Learn the Basics of Poker


Poker is a card game that requires a high degree of skill. It can be played for money or simply for fun. Regardless of the motivation, learning to play well is a challenging endeavor for even the most dedicated novice player. In this article, we will discuss some basic principles of the game and give some tips for improving your poker skills.

While the outcome of any hand in poker involves significant luck, long-term expectations are determined by the decisions players make based on probability, psychology, and game theory. Players may choose to bet (put chips into the pot that their opponents must match or raise), check, fold, or bet higher than the current bet amount in order to increase the value of their hand.

The game of poker has many different rules, but the most important aspect is the ability to read your opponent. This can be done by observing the way they move their chips and by paying attention to their body language.

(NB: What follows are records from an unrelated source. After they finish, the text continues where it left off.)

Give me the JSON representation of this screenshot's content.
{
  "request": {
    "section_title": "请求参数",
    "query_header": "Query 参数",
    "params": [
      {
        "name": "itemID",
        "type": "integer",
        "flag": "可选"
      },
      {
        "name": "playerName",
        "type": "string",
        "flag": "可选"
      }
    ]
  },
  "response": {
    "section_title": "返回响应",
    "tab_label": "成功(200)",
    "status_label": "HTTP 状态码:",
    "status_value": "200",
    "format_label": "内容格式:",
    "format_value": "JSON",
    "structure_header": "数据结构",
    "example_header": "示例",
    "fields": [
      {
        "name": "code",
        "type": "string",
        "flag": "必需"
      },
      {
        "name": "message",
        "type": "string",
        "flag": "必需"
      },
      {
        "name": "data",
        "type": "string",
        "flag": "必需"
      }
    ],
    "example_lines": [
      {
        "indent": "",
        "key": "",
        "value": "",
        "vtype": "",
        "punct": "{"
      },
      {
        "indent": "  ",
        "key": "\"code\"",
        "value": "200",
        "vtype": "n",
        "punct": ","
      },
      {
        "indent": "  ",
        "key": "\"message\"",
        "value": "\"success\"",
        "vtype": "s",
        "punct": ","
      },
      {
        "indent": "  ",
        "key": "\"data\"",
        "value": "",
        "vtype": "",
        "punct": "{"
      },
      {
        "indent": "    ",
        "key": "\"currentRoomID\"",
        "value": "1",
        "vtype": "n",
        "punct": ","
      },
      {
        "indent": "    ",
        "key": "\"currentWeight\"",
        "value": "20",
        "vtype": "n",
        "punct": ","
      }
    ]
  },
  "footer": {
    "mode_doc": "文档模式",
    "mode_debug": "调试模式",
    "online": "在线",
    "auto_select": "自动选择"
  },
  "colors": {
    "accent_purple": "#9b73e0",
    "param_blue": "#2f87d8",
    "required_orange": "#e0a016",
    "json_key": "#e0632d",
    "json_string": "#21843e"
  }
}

It can also be done by analyzing their betting history and pattern. Once you have a good understanding of the basics, it is time to start playing the player.

Once the cards are dealt, the first of several betting rounds begins. The players have the option to call, which means they will put the same amount of money into the pot as their opponent did. They can also raise, which means they will bet more than the previous player. This raises the pot’s value and allows players to force weaker hands into the fold.

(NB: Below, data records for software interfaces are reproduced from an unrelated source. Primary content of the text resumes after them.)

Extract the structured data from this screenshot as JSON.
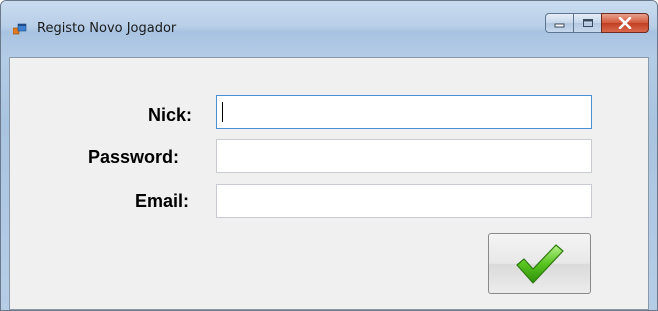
{
  "window": {
    "title": "Registo Novo Jogador",
    "caption_icons": [
      "minimize-icon",
      "maximize-icon",
      "close-icon"
    ]
  },
  "form": {
    "nick_label": "Nick:",
    "nick_value": "",
    "password_label": "Password:",
    "password_value": "",
    "email_label": "Email:",
    "email_value": "",
    "submit_icon": "checkmark-icon"
  },
  "colors": {
    "close_button": "#c9442a",
    "checkmark": "#46b51a",
    "focus_border": "#4a90d6"
  }
}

After the betting phase, the players reveal their hands. The player with the highest ranked hand wins the pot. The player who was the first to act will typically start this process, but the decision can be made by any player at any time.

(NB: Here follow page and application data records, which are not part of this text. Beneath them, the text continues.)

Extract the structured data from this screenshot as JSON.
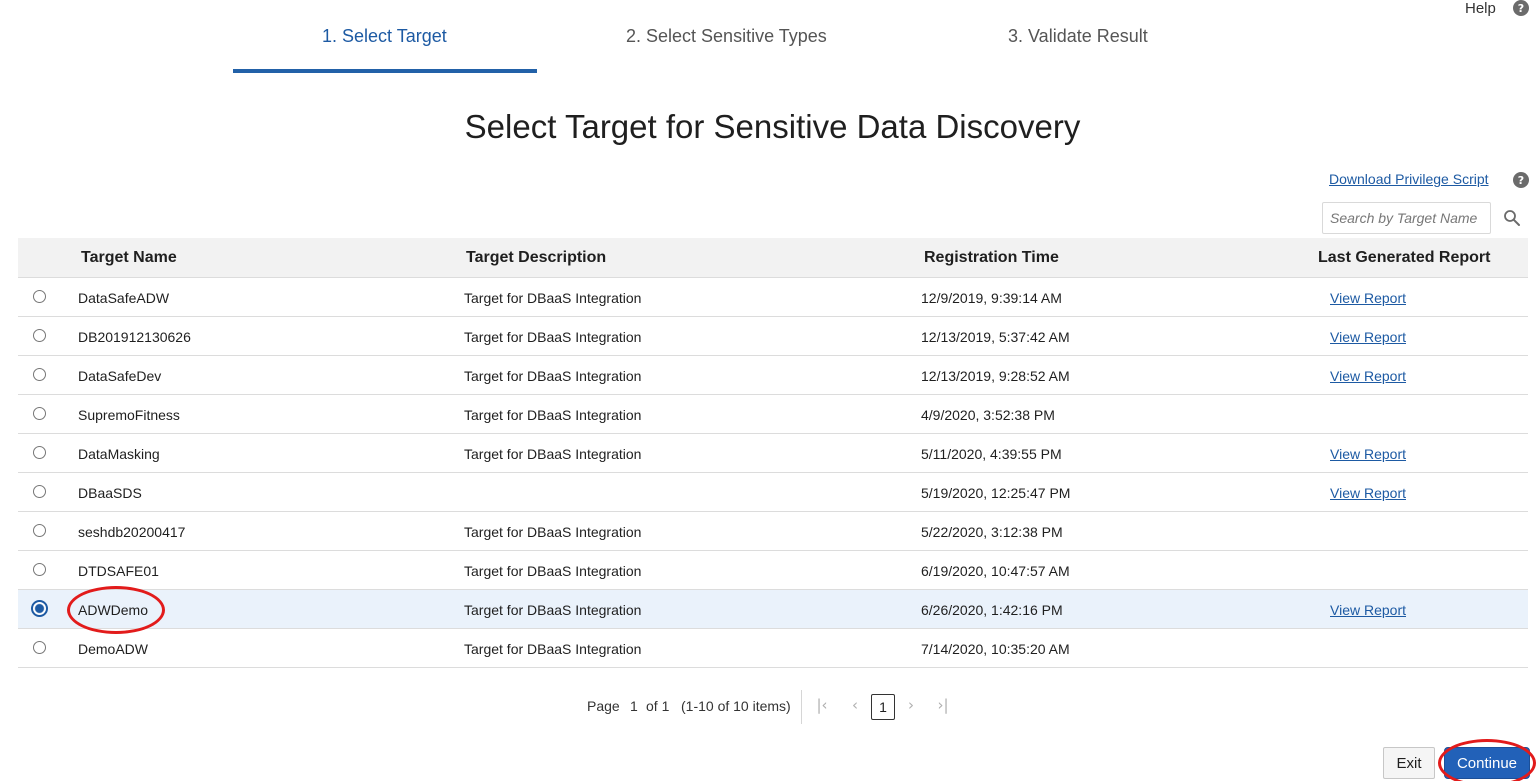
{
  "header": {
    "help_label": "Help",
    "help_icon": "question-circle-icon"
  },
  "steps": [
    {
      "label": "1. Select Target",
      "active": true
    },
    {
      "label": "2. Select Sensitive Types",
      "active": false
    },
    {
      "label": "3. Validate Result",
      "active": false
    }
  ],
  "page_title": "Select Target for Sensitive Data Discovery",
  "download_link": "Download Privilege Script",
  "search": {
    "placeholder": "Search by Target Name",
    "value": "",
    "icon": "search-icon"
  },
  "table": {
    "columns": [
      "Target Name",
      "Target Description",
      "Registration Time",
      "Last Generated Report"
    ],
    "rows": [
      {
        "name": "DataSafeADW",
        "description": "Target for DBaaS Integration",
        "time": "12/9/2019, 9:39:14 AM",
        "report": "View Report",
        "selected": false
      },
      {
        "name": "DB201912130626",
        "description": "Target for DBaaS Integration",
        "time": "12/13/2019, 5:37:42 AM",
        "report": "View Report",
        "selected": false
      },
      {
        "name": "DataSafeDev",
        "description": "Target for DBaaS Integration",
        "time": "12/13/2019, 9:28:52 AM",
        "report": "View Report",
        "selected": false
      },
      {
        "name": "SupremoFitness",
        "description": "Target for DBaaS Integration",
        "time": "4/9/2020, 3:52:38 PM",
        "report": "",
        "selected": false
      },
      {
        "name": "DataMasking",
        "description": "Target for DBaaS Integration",
        "time": "5/11/2020, 4:39:55 PM",
        "report": "View Report",
        "selected": false
      },
      {
        "name": "DBaaSDS",
        "description": "",
        "time": "5/19/2020, 12:25:47 PM",
        "report": "View Report",
        "selected": false
      },
      {
        "name": "seshdb20200417",
        "description": "Target for DBaaS Integration",
        "time": "5/22/2020, 3:12:38 PM",
        "report": "",
        "selected": false
      },
      {
        "name": "DTDSAFE01",
        "description": "Target for DBaaS Integration",
        "time": "6/19/2020, 10:47:57 AM",
        "report": "",
        "selected": false
      },
      {
        "name": "ADWDemo",
        "description": "Target for DBaaS Integration",
        "time": "6/26/2020, 1:42:16 PM",
        "report": "View Report",
        "selected": true
      },
      {
        "name": "DemoADW",
        "description": "Target for DBaaS Integration",
        "time": "7/14/2020, 10:35:20 AM",
        "report": "",
        "selected": false
      }
    ]
  },
  "pagination": {
    "page_label": "Page",
    "current": "1",
    "of_text": "of 1",
    "range_text": "(1-10 of 10 items)",
    "page_button": "1"
  },
  "footer": {
    "exit_label": "Exit",
    "continue_label": "Continue"
  },
  "colors": {
    "accent": "#1d5aa3",
    "primary_button": "#2261b8",
    "annotation": "#e21b1b",
    "selected_row": "#eaf2fb"
  }
}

Beginner players often think of a hand of poker in terms of individual cards. However, this is a mistake. In fact, the best way to think about a hand is in ranges. This will allow you to understand what your opponent is likely to have, which in turn will help you decide how to play against them. The more you learn to think in ranges, the better your chances of winning are. In the end, you’ll want to win more than just your share of the pot. If you can do that, then you’ll be a happy poker player. Good luck! – Author: Alex Szymanski. A professional poker player is someone who has a solid bankroll and plays the game with discipline. They know what games they enjoy and have enough buy-ins to play them without risking their entire bankroll. This is not something that you can achieve overnight, but it is essential if you want to be successful at poker. To do this, you need to develop a poker bankroll management strategy that works for your personal circumstances. This will help you avoid over-trading and bad habits that can lead to losing your money.